FCC’s Report on TV Violence

+ enlarge

About a month ago, the Federal Communications Committee released a report regarding violent television programming and its impact on children. The FCC reasoned that recent attempts to monitor television violence have fallen short of accomplishing much of anything—except to confuse and confound parents of young children.
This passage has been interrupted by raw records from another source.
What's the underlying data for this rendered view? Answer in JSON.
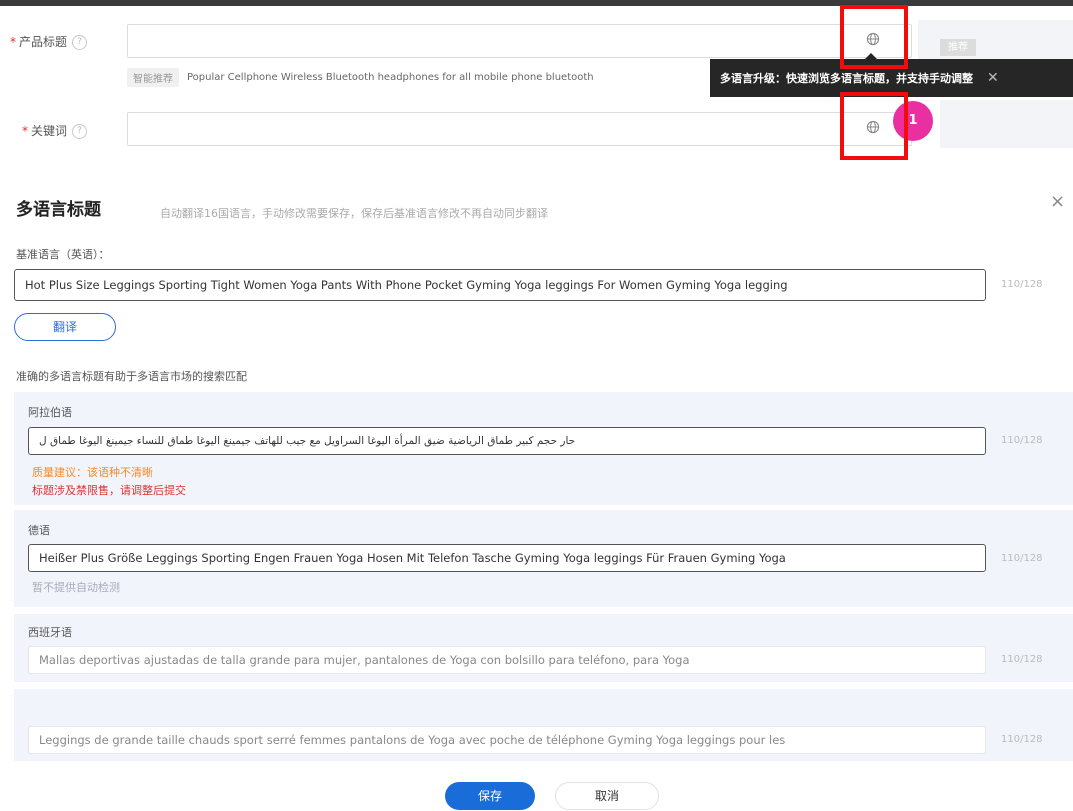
{
  "top_form": {
    "product_title_label": "产品标题",
    "keywords_label": "关键词",
    "smart_recommend_tag": "智能推荐",
    "suggestion_text": "Popular Cellphone Wireless Bluetooth headphones for all mobile phone bluetooth",
    "side_tag": "推荐",
    "tooltip_text": "多语言升级：快速浏览多语言标题，并支持手动调整",
    "tooltip_close": "✕",
    "badge_number": "1"
  },
  "modal": {
    "title": "多语言标题",
    "subtitle": "自动翻译16国语言，手动修改需要保存，保存后基准语言修改不再自动同步翻译",
    "close": "×",
    "base_language_label": "基准语言（英语）：",
    "base_title_value": "Hot Plus Size Leggings Sporting Tight Women Yoga Pants With Phone Pocket Gyming Yoga leggings For Women Gyming Yoga legging",
    "base_count": "110/128",
    "translate_button": "翻译",
    "accuracy_hint": "准确的多语言标题有助于多语言市场的搜索匹配",
    "languages": [
      {
        "name": "阿拉伯语",
        "value": "حار حجم كبير طماق الرياضية ضيق المرأة اليوغا السراويل مع جيب للهاتف جيمينغ اليوغا طماق للنساء جيمينغ اليوغا طماق ل",
        "count": "110/128",
        "warning_orange": "质量建议：该语种不清晰",
        "warning_red": "标题涉及禁限售，请调整后提交"
      },
      {
        "name": "德语",
        "value": "Heißer Plus Größe Leggings Sporting Engen Frauen Yoga Hosen Mit Telefon Tasche Gyming Yoga leggings Für Frauen Gyming Yoga",
        "count": "110/128",
        "hint": "暂不提供自动检测"
      },
      {
        "name": "西班牙语",
        "value": "Mallas deportivas ajustadas de talla grande para mujer, pantalones de Yoga con bolsillo para teléfono, para Yoga",
        "count": "110/128"
      },
      {
        "name": "",
        "value": "Leggings de grande taille chauds sport serré femmes pantalons de Yoga avec poche de téléphone Gyming Yoga leggings pour les",
        "count": "110/128"
      }
    ],
    "save_button": "保存",
    "cancel_button": "取消"
  },
  "colors": {
    "highlight": "#f20d0d",
    "primary": "#1a6dd9",
    "badge": "#ea2fa0",
    "tooltip_bg": "#262626",
    "section_bg": "#f2f4fb"
  }
}
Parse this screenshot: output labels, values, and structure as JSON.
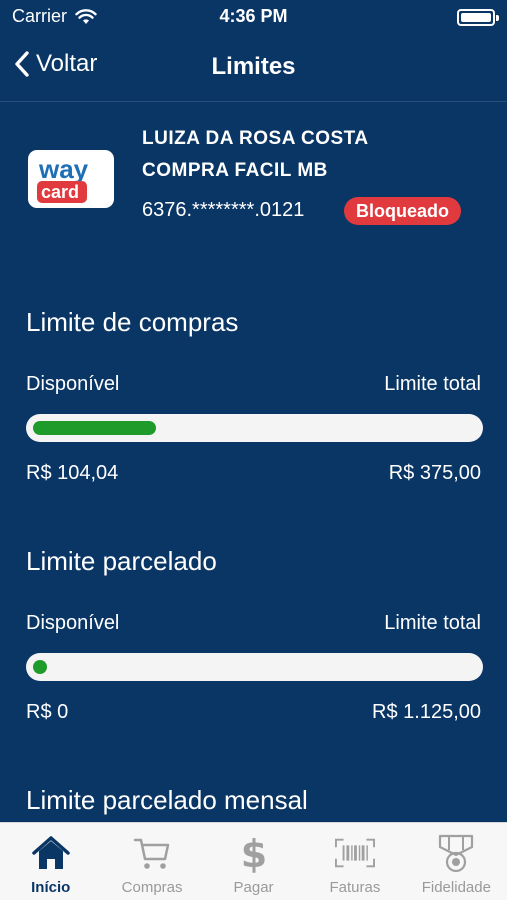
{
  "status_bar": {
    "carrier": "Carrier",
    "time": "4:36 PM"
  },
  "nav": {
    "back_label": "Voltar",
    "title": "Limites"
  },
  "card": {
    "logo_top": "way",
    "logo_bottom": "card",
    "holder_name": "LUIZA DA ROSA COSTA",
    "product": "COMPRA FACIL MB",
    "number": "6376.********.0121",
    "status": "Bloqueado",
    "status_color": "#e0393e"
  },
  "limits": [
    {
      "title": "Limite de compras",
      "available_label": "Disponível",
      "total_label": "Limite total",
      "available": "R$ 104,04",
      "total": "R$ 375,00",
      "fraction": 0.277
    },
    {
      "title": "Limite parcelado",
      "available_label": "Disponível",
      "total_label": "Limite total",
      "available": "R$ 0",
      "total": "R$ 1.125,00",
      "fraction": 0.0
    },
    {
      "title": "Limite parcelado mensal"
    }
  ],
  "tabs": [
    {
      "label": "Início",
      "icon": "home-icon",
      "active": true
    },
    {
      "label": "Compras",
      "icon": "cart-icon",
      "active": false
    },
    {
      "label": "Pagar",
      "icon": "dollar-icon",
      "active": false
    },
    {
      "label": "Faturas",
      "icon": "barcode-icon",
      "active": false
    },
    {
      "label": "Fidelidade",
      "icon": "medal-icon",
      "active": false
    }
  ],
  "colors": {
    "background": "#0a3665",
    "progress": "#1e9b2a",
    "brand_blue": "#1f6fb5",
    "brand_red": "#e0393e"
  }
}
But instead of giving responsible television viewers, ie parents of young children, effective means to manage the amount of violence that is seen on their television sets, they’ve opted to let lawmakers in Washington do it for us.

A voluntary yet inaccurate rating system, the V-chip blocking technology that most of us had no idea even existed—are these really the only things being offered to us? Besides dumping our televisions in the East River and running for the woods, what can parents do to stop the onslaught of negligent violence on television?

I have two very young kids that watch three things on TV: Cars (as in the Pixar movie that was released last year) whenever it’s on cable, Thomas the Tank Engine on PBS, and Go, Diego, Go! on Nickelodeon. To speed through less thrilling moments like commercials and romantic subplots, I usually haves these programs recorded via DVR. But my oldest child now has full control of the remote control and can read EVERYTHING. So my time as the arbiter of child-friendly television shows is almost over.

Do I leave it up to Congress to spend time and taxpayers’ money to create laws that may prove ineffective? I am a proactive parent, heavily involved in what is exposed to my children, from what comes out of my own mouth to the magazines and books I leave laying around the house. My husband and I set rules like how much television they get to watch a day (less than an hour), and how much time they spend outdoors (as much as possible). My husband and I are responsible for our children and no one else.

I think that laws regarding when certain programs are allowed to air on network television is silly. What about the news? And since TiVo and DVR started to dominate the way we watch television, what makes Congress or the FCC think that we will watch shows when they actually air? And let’s not get started on what gets televised in England, Italy, France….and do our European counterparts have the same problems with violence in their societies?

Can we instead urge Congress to focus on other issues, like gun control, if they really want help alleviate the problem of violence in America?

Anyway, let me know what your thoughts are. I am feeling like I’m shouting into the wind.

Photo: ©Michael Bretherton


Loading comments...